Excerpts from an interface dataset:

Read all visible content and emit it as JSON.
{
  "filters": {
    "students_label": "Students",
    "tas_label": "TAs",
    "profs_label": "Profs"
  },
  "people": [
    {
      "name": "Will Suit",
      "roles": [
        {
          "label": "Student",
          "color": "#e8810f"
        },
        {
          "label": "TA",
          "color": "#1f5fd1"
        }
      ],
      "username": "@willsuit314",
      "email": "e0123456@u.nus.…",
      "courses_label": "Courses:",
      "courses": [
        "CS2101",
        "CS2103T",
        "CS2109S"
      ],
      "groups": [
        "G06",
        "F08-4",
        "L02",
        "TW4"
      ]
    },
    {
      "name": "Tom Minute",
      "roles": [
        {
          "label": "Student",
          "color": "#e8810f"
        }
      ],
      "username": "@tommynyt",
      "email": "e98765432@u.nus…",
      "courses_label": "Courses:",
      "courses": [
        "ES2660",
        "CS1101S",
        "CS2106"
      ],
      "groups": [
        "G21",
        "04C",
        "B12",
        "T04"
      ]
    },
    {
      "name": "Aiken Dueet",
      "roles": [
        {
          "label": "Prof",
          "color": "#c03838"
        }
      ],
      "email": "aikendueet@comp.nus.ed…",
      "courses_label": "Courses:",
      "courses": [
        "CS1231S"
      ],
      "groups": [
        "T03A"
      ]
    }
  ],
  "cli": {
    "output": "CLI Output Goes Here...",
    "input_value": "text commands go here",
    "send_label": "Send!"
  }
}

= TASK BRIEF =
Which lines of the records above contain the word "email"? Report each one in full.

= PROBLEM SOLUTION =
      "email": "e0123456@u.nus.…",
      "email": "e98765432@u.nus…",
      "email": "aikendueet@comp.nus.ed…",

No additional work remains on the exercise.